■ DATA EXTRACT ■
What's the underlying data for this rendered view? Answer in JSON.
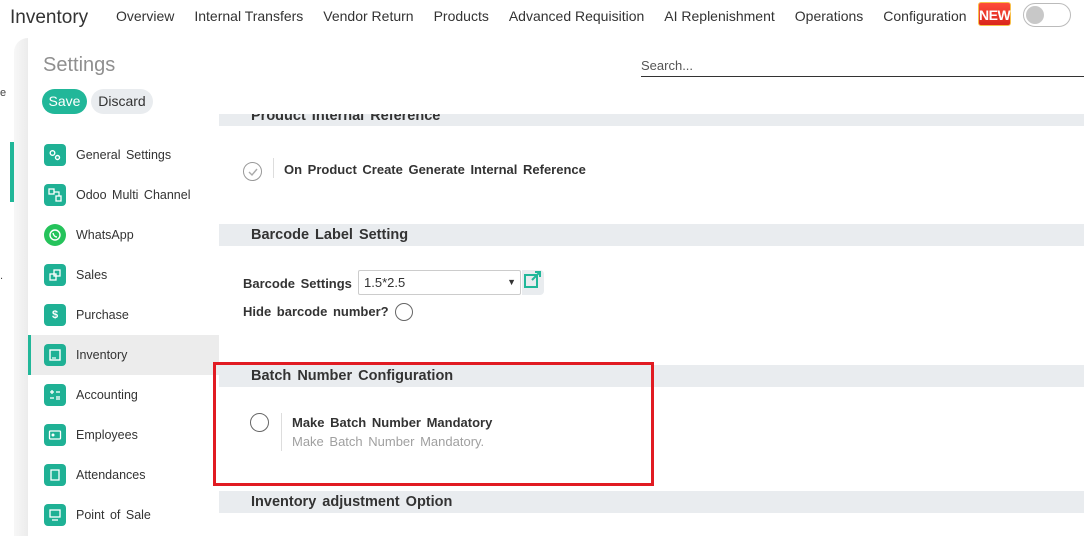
{
  "navbar": {
    "app_name": "Inventory",
    "menu": [
      "Overview",
      "Internal Transfers",
      "Vendor Return",
      "Products",
      "Advanced Requisition",
      "AI Replenishment",
      "Operations",
      "Configuration"
    ],
    "new_badge": "NEW"
  },
  "edge": {
    "char1": "e",
    "char2": "."
  },
  "settings": {
    "title": "Settings",
    "save_label": "Save",
    "discard_label": "Discard"
  },
  "search": {
    "placeholder": "Search..."
  },
  "sidebar": {
    "items": [
      {
        "label": "General Settings",
        "icon": "general-settings-icon"
      },
      {
        "label": "Odoo Multi Channel",
        "icon": "multi-channel-icon"
      },
      {
        "label": "WhatsApp",
        "icon": "whatsapp-icon"
      },
      {
        "label": "Sales",
        "icon": "sales-icon"
      },
      {
        "label": "Purchase",
        "icon": "purchase-icon"
      },
      {
        "label": "Inventory",
        "icon": "inventory-icon",
        "active": true
      },
      {
        "label": "Accounting",
        "icon": "accounting-icon"
      },
      {
        "label": "Employees",
        "icon": "employees-icon"
      },
      {
        "label": "Attendances",
        "icon": "attendances-icon"
      },
      {
        "label": "Point of Sale",
        "icon": "point-of-sale-icon"
      }
    ]
  },
  "content": {
    "section_product_ref": "Product Internal Reference",
    "option_product_ref": "On Product Create Generate Internal Reference",
    "section_barcode": "Barcode Label Setting",
    "barcode_settings_label": "Barcode Settings",
    "barcode_settings_value": "1.5*2.5",
    "hide_barcode_label": "Hide barcode number?",
    "section_batch": "Batch Number Configuration",
    "batch_option_label": "Make Batch Number Mandatory",
    "batch_option_desc": "Make Batch Number Mandatory.",
    "section_adjustment": "Inventory adjustment Option"
  },
  "colors": {
    "accent": "#21b799",
    "highlight": "#e11b22"
  }
}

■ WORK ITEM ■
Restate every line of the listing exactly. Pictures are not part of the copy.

■ WRITTEN ANSWER ■
What's the underlying data for this rendered view? Answer in JSON.
{
  "navbar": {
    "app_name": "Inventory",
    "menu": [
      "Overview",
      "Internal Transfers",
      "Vendor Return",
      "Products",
      "Advanced Requisition",
      "AI Replenishment",
      "Operations",
      "Configuration"
    ],
    "new_badge": "NEW"
  },
  "edge": {
    "char1": "e",
    "char2": "."
  },
  "settings": {
    "title": "Settings",
    "save_label": "Save",
    "discard_label": "Discard"
  },
  "search": {
    "placeholder": "Search..."
  },
  "sidebar": {
    "items": [
      {
        "label": "General Settings",
        "icon": "general-settings-icon"
      },
      {
        "label": "Odoo Multi Channel",
        "icon": "multi-channel-icon"
      },
      {
        "label": "WhatsApp",
        "icon": "whatsapp-icon"
      },
      {
        "label": "Sales",
        "icon": "sales-icon"
      },
      {
        "label": "Purchase",
        "icon": "purchase-icon"
      },
      {
        "label": "Inventory",
        "icon": "inventory-icon",
        "active": true
      },
      {
        "label": "Accounting",
        "icon": "accounting-icon"
      },
      {
        "label": "Employees",
        "icon": "employees-icon"
      },
      {
        "label": "Attendances",
        "icon": "attendances-icon"
      },
      {
        "label": "Point of Sale",
        "icon": "point-of-sale-icon"
      }
    ]
  },
  "content": {
    "section_product_ref": "Product Internal Reference",
    "option_product_ref": "On Product Create Generate Internal Reference",
    "section_barcode": "Barcode Label Setting",
    "barcode_settings_label": "Barcode Settings",
    "barcode_settings_value": "1.5*2.5",
    "hide_barcode_label": "Hide barcode number?",
    "section_batch": "Batch Number Configuration",
    "batch_option_label": "Make Batch Number Mandatory",
    "batch_option_desc": "Make Batch Number Mandatory.",
    "section_adjustment": "Inventory adjustment Option"
  },
  "colors": {
    "accent": "#21b799",
    "highlight": "#e11b22"
  }
}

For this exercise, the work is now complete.